  • 1.  Earless dragon rediscovery like finding the Tasmanian tiger

    Posted 27-06-2023 16:06

    Earless dragon rediscovery like finding the Tasmanian tiger

    Sydney Morning Herald 
    Annika Smethurst

    A tiny lizard species described as the "most endangered reptile in the world" has been found in grasslands west of Melbourne in a development that scientists are comparing to rediscovering the Tasmanian tiger.

    The first Victorian grassland earless dragon to be sighted in more than 50 years, was discovered in February by two early career ecologists who captured a photo of the reptile which was thought to be extinct.

    The Victorian grassland earless dragon was last sighted in 1969.CREDIT:MELBOURNE ZOO

    The photo was passed on to Peter Robertson, the state's premier reptile expert, who identified it as a Victorian grassland earless dragon which only grows as long as an iPhone.

    The last confirmed sighting of the dragon was near Geelong in 1969 as the swinging '60s were drawing to a close. It was the year humans first set foot on the Moon, John Gorton was prime minister, and the Beatles recorded their final studio album, Abbey Road.

    Garry Peterson, general manager threatened species at Zoos Victoria, said the finding could be compared to "rediscovering the thylacine - the Tasmanian tiger - it's that significant".

    "We have got people that have spent 30 years looking for this species and I think for the collective team that are involved it's probably the pinnacle of our conservation careers," he said.

    Commonly found in native grasslands west of Melbourne, the species was considered extinct due to habitat loss and predators like foxes and feral cats. CREDIT:MELBOURNE ZOO

    Researchers won't reveal the exact location of the lizard population to protect them from the public. But scientists have spent three days a week for the past four months at the mystery grassland where they have collected a total of 16 dragons to be included in a breeding program at Melbourne Zoo in spring.
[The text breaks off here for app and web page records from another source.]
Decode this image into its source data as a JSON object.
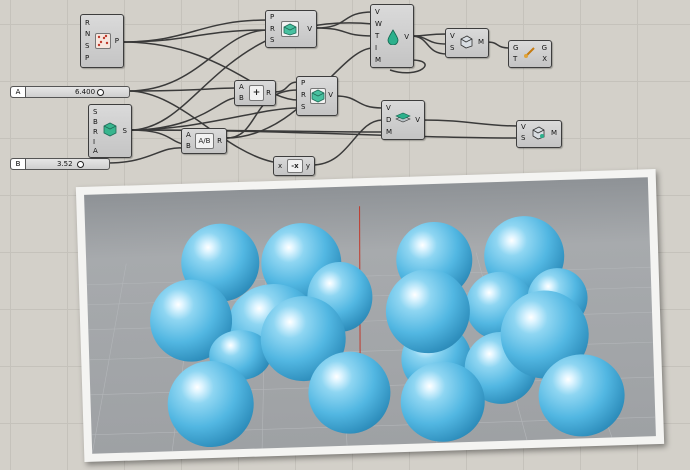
{
  "canvas": {
    "grid_color": "#c5c2bb",
    "background": "#d3d0c9",
    "wire_color": "#3a3a3a"
  },
  "sliders": [
    {
      "tag": "A",
      "value": "6.400"
    },
    {
      "tag": "B",
      "value": "3.52"
    }
  ],
  "components": {
    "pop": {
      "inputs": [
        "R",
        "N",
        "S",
        "P"
      ],
      "outputs": [
        "P"
      ],
      "icon": "populate-icon"
    },
    "box1": {
      "inputs": [
        "P",
        "R",
        "S"
      ],
      "outputs": [
        "V"
      ],
      "icon": "box-icon"
    },
    "metaball": {
      "inputs": [
        "V",
        "W",
        "T",
        "I",
        "M"
      ],
      "outputs": [
        "V"
      ],
      "icon": "drop-icon"
    },
    "mesh1": {
      "inputs": [
        "V",
        "S"
      ],
      "outputs": [
        "M"
      ],
      "icon": "mesh-icon"
    },
    "out1": {
      "inputs": [
        "G",
        "T"
      ],
      "outputs": [
        "G",
        "X"
      ],
      "icon": "transform-icon"
    },
    "add": {
      "inputs": [
        "A",
        "B"
      ],
      "outputs": [
        "R"
      ],
      "symbol": "+"
    },
    "box2": {
      "inputs": [
        "P",
        "R",
        "S"
      ],
      "outputs": [
        "V"
      ],
      "icon": "box-icon"
    },
    "series": {
      "inputs": [
        "S",
        "B",
        "R",
        "I",
        "A"
      ],
      "outputs": [
        "S"
      ],
      "icon": "cube-icon"
    },
    "divide": {
      "inputs": [
        "A",
        "B"
      ],
      "outputs": [
        "R"
      ],
      "symbol": "A/B"
    },
    "voxel": {
      "inputs": [
        "V",
        "D",
        "M"
      ],
      "outputs": [
        "V"
      ],
      "icon": "layer-icon"
    },
    "mesh2": {
      "inputs": [
        "V",
        "S"
      ],
      "outputs": [
        "M"
      ],
      "icon": "mesh-icon"
    },
    "neg": {
      "inputs": [
        "x"
      ],
      "outputs": [
        "y"
      ],
      "symbol": "-x"
    }
  },
  "viewport": {
    "sphere_color": "#52b7e2",
    "axis_color": "#c0392b"
  }
}
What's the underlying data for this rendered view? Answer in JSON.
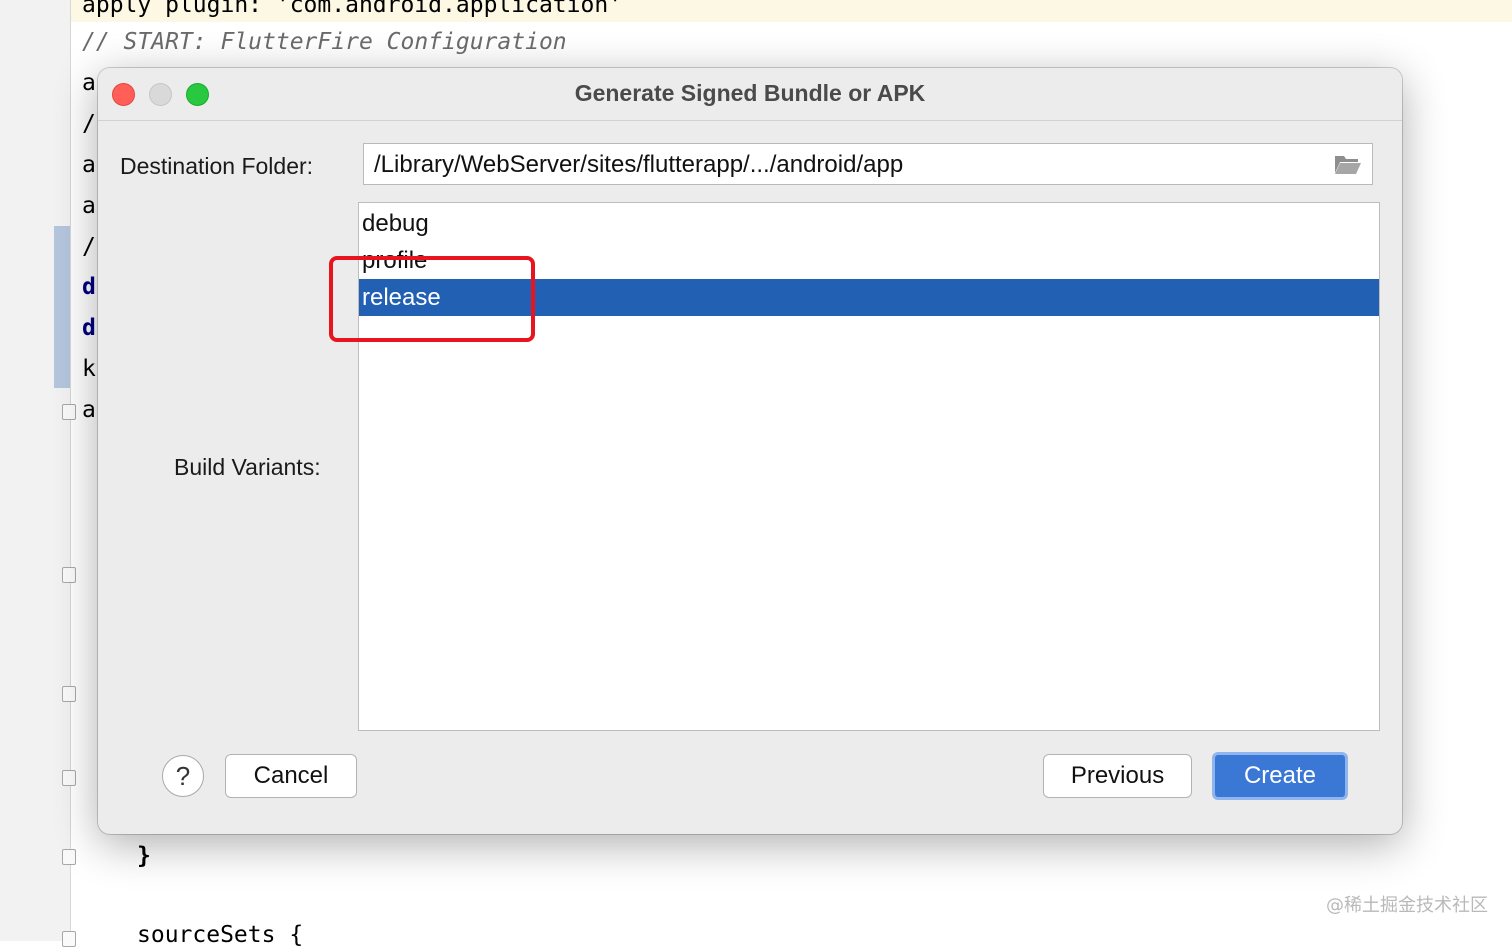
{
  "editor": {
    "line_apply": "apply plugin: 'com.android.application'",
    "line_comment": "// START: FlutterFire Configuration",
    "peek_lines": [
      "a",
      "/",
      "a",
      "a",
      "/",
      "d",
      "d",
      "k",
      "a"
    ],
    "closing_brace": "}",
    "source_sets": "sourceSets {",
    "watermark": "@稀土掘金技术社区"
  },
  "dialog": {
    "title": "Generate Signed Bundle or APK",
    "destination_label": "Destination Folder:",
    "destination_value": "/Library/WebServer/sites/flutterapp/.../android/app",
    "build_variants_label": "Build Variants:",
    "variants": [
      {
        "label": "debug",
        "selected": false
      },
      {
        "label": "profile",
        "selected": false
      },
      {
        "label": "release",
        "selected": true
      }
    ],
    "help_label": "?",
    "cancel_label": "Cancel",
    "previous_label": "Previous",
    "create_label": "Create"
  },
  "colors": {
    "selection": "#2160b3",
    "primary_button": "#3b78d6",
    "annotation": "#e8141e"
  },
  "icons": {
    "folder": "folder-open-icon",
    "help": "question-icon"
  }
}
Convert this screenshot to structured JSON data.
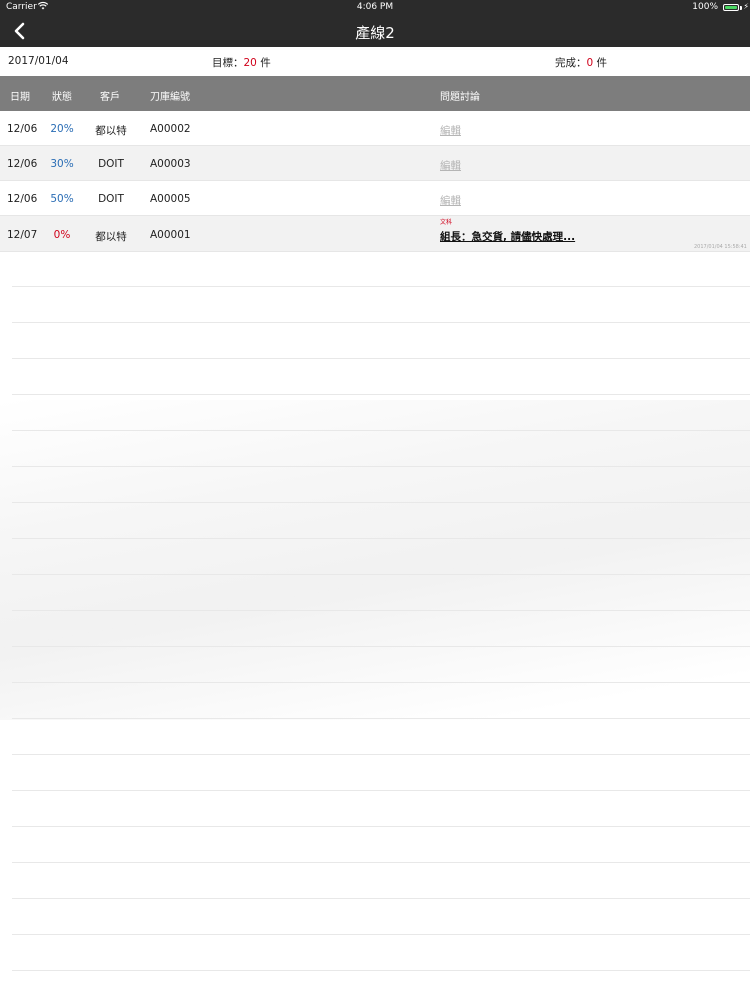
{
  "status_bar": {
    "carrier": "Carrier",
    "time": "4:06 PM",
    "battery": "100%",
    "battery_level": 1.0,
    "wifi_icon": "wifi-icon",
    "battery_icon": "battery-icon"
  },
  "nav": {
    "title": "產線2",
    "back_icon": "chevron-left-icon"
  },
  "summary": {
    "date": "2017/01/04",
    "target_label": "目標：",
    "target_value": "20",
    "target_unit": " 件",
    "done_label": "完成：",
    "done_value": "0",
    "done_unit": " 件"
  },
  "table": {
    "headers": [
      "日期",
      "狀態",
      "客戶",
      "刀庫編號",
      "問題討論"
    ],
    "rows": [
      {
        "date": "12/06",
        "status": "20%",
        "customer": "都以特",
        "knife_no": "A00002",
        "issue": "編輯"
      },
      {
        "date": "12/06",
        "status": "30%",
        "customer": "DOIT",
        "knife_no": "A00003",
        "issue": "編輯"
      },
      {
        "date": "12/06",
        "status": "50%",
        "customer": "DOIT",
        "knife_no": "A00005",
        "issue": "編輯"
      },
      {
        "date": "12/07",
        "status": "0%",
        "customer": "都以特",
        "knife_no": "A00001",
        "issue": "組長：急交貨, 請儘快處理...",
        "issue_author": "文科",
        "issue_time": "2017/01/04 15:58:41"
      }
    ]
  },
  "colors": {
    "bar_background": "#2b2b2b",
    "header_background": "#7d7d7d",
    "status_blue": "#2a6db5",
    "status_red": "#d0021b",
    "row_alt": "#f2f2f2"
  }
}
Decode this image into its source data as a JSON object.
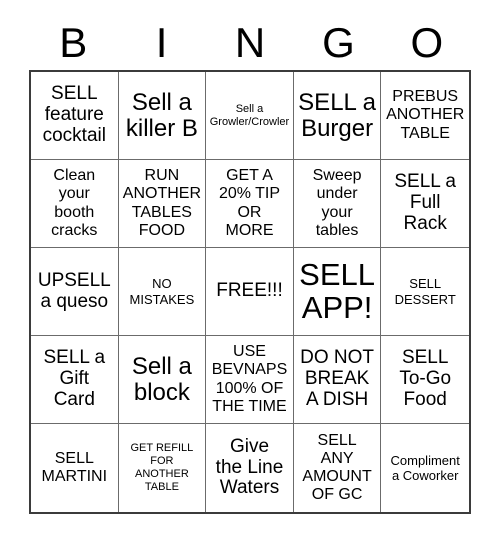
{
  "header": {
    "letters": [
      "B",
      "I",
      "N",
      "G",
      "O"
    ]
  },
  "grid": {
    "rows": 5,
    "columns": 5,
    "cells": [
      {
        "text": "SELL\nfeature\ncocktail",
        "size": "fs-l"
      },
      {
        "text": "Sell a\nkiller B",
        "size": "fs-xl"
      },
      {
        "text": "Sell a\nGrowler/Crowler",
        "size": "fs-xs"
      },
      {
        "text": "SELL a\nBurger",
        "size": "fs-xl"
      },
      {
        "text": "PREBUS\nANOTHER\nTABLE",
        "size": "fs-m"
      },
      {
        "text": "Clean\nyour\nbooth\ncracks",
        "size": "fs-m"
      },
      {
        "text": "RUN\nANOTHER\nTABLES\nFOOD",
        "size": "fs-m"
      },
      {
        "text": "GET A\n20% TIP\nOR\nMORE",
        "size": "fs-m"
      },
      {
        "text": "Sweep\nunder\nyour\ntables",
        "size": "fs-m"
      },
      {
        "text": "SELL a\nFull\nRack",
        "size": "fs-l"
      },
      {
        "text": "UPSELL\na queso",
        "size": "fs-l"
      },
      {
        "text": "NO\nMISTAKES",
        "size": "fs-s"
      },
      {
        "text": "FREE!!!",
        "size": "fs-l"
      },
      {
        "text": "SELL\nAPP!",
        "size": "fs-xxl"
      },
      {
        "text": "SELL\nDESSERT",
        "size": "fs-s"
      },
      {
        "text": "SELL a\nGift\nCard",
        "size": "fs-l"
      },
      {
        "text": "Sell a\nblock",
        "size": "fs-xl"
      },
      {
        "text": "USE\nBEVNAPS\n100% OF\nTHE TIME",
        "size": "fs-m"
      },
      {
        "text": "DO NOT\nBREAK\nA DISH",
        "size": "fs-l"
      },
      {
        "text": "SELL\nTo-Go\nFood",
        "size": "fs-l"
      },
      {
        "text": "SELL\nMARTINI",
        "size": "fs-m"
      },
      {
        "text": "GET REFILL\nFOR\nANOTHER\nTABLE",
        "size": "fs-xs"
      },
      {
        "text": "Give\nthe Line\nWaters",
        "size": "fs-l"
      },
      {
        "text": "SELL\nANY\nAMOUNT\nOF GC",
        "size": "fs-m"
      },
      {
        "text": "Compliment\na Coworker",
        "size": "fs-s"
      }
    ]
  },
  "colors": {
    "background": "#ffffff",
    "text": "#000000",
    "grid_line": "#6b6b6b",
    "outer_border": "#3b3b3b"
  }
}
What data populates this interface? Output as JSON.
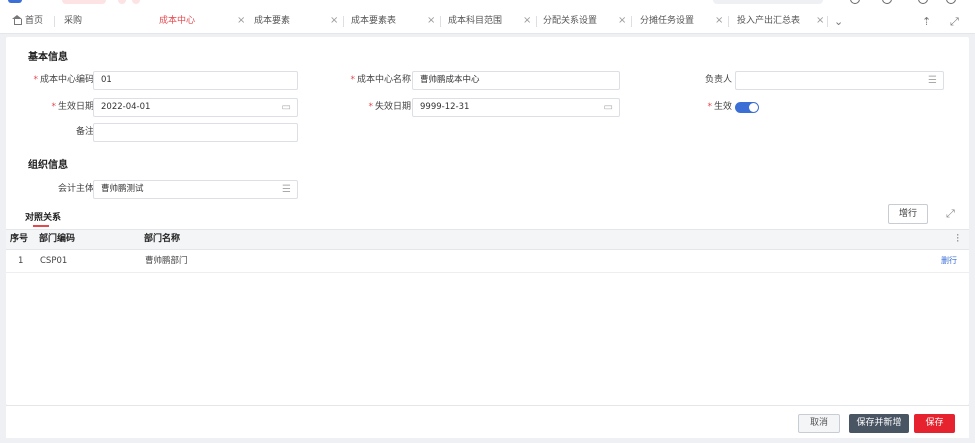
{
  "tabs": [
    {
      "label": "首页",
      "closable": false,
      "active": false
    },
    {
      "label": "采购",
      "closable": false,
      "active": false
    },
    {
      "label": "成本中心",
      "closable": true,
      "active": true
    },
    {
      "label": "成本要素",
      "closable": true,
      "active": false
    },
    {
      "label": "成本要素表",
      "closable": true,
      "active": false
    },
    {
      "label": "成本科目范围",
      "closable": true,
      "active": false
    },
    {
      "label": "分配关系设置",
      "closable": true,
      "active": false
    },
    {
      "label": "分摊任务设置",
      "closable": true,
      "active": false
    },
    {
      "label": "投入产出汇总表",
      "closable": true,
      "active": false
    }
  ],
  "tab_close_glyph": "×",
  "tabbar_icons": {
    "more": "chevron-down-icon",
    "pin": "pin-icon",
    "fullscreen": "fullscreen-icon"
  },
  "basic": {
    "title": "基本信息",
    "code_label": "成本中心编码",
    "code_value": "01",
    "name_label": "成本中心名称",
    "name_value": "曹帅鹏成本中心",
    "owner_label": "负责人",
    "owner_value": "",
    "start_label": "生效日期",
    "start_value": "2022-04-01",
    "end_label": "失效日期",
    "end_value": "9999-12-31",
    "active_label": "生效",
    "active_on": true,
    "remark_label": "备注",
    "remark_value": ""
  },
  "org": {
    "title": "组织信息",
    "entity_label": "会计主体",
    "entity_value": "曹帅鹏测试"
  },
  "mapping": {
    "tab_label": "对照关系",
    "add_row_label": "增行",
    "columns": {
      "seq": "序号",
      "dept_code": "部门编码",
      "dept_name": "部门名称"
    },
    "rows": [
      {
        "seq": "1",
        "dept_code": "CSP01",
        "dept_name": "曹帅鹏部门",
        "action": "删行"
      }
    ]
  },
  "footer": {
    "cancel_label": "取消",
    "save_new_label": "保存并新增",
    "save_label": "保存"
  },
  "colors": {
    "accent_red": "#e5484d",
    "primary_blue": "#3b6fd6",
    "dark_button": "#4a5563",
    "save_red": "#e5222d"
  }
}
    While it is unlikely the tiny reptile will be on display, experts hope to build up the population and reintroduce them into the wild.

    The small brown lizard with stripes running down its body is described as a "boom and bust species". It reaches maturity within 12 months, allowing it to breed before dying within two years. Peterson said their short life cycle makes them more susceptible to threats such as predators, extreme weather events and loss of habitat.

    The tiny reptiles rely on spiders to build borrows which the dragon then use for shelter, to lay eggs or escape predators.

    The Albanese and Andrews governments are jointly investing $188,000 to help scientists find more populations of the dragon which will include the use of sniffer dogs to help locate the species.

    Zoos Victoria chief executive Dr Jenny Gray said the funding will assist expert teams to find more dragons and grow the numbers.

    "We are pretty excited. Dragons are a big deal and to have such an endangered dragon in our population is just something that makes us incredibly excited," she said.

    "This is probably the most endangered reptile in the world with only 16 verified individuals in safe care, so to be able to work with an animal like this is both an incredible challenge and incredible opportunity.

    "The extraordinary rediscovery of this critically endangered and cryptic lizard inspires optimism for the recovery of this Victorian species."

    Environment Minister Ingrid Stitt said the amazing discovery or the "cute" species will ensure future generations can see and learn about this "incredibly unique lizard".

    "We will continue to work hard at protecting Victoria's most vulnerable creatures and secure their future for generations to come."

    Source: Sydney Morning Herald, Annika Smethurst


    Gabrielle Stacey
    Landcare Australia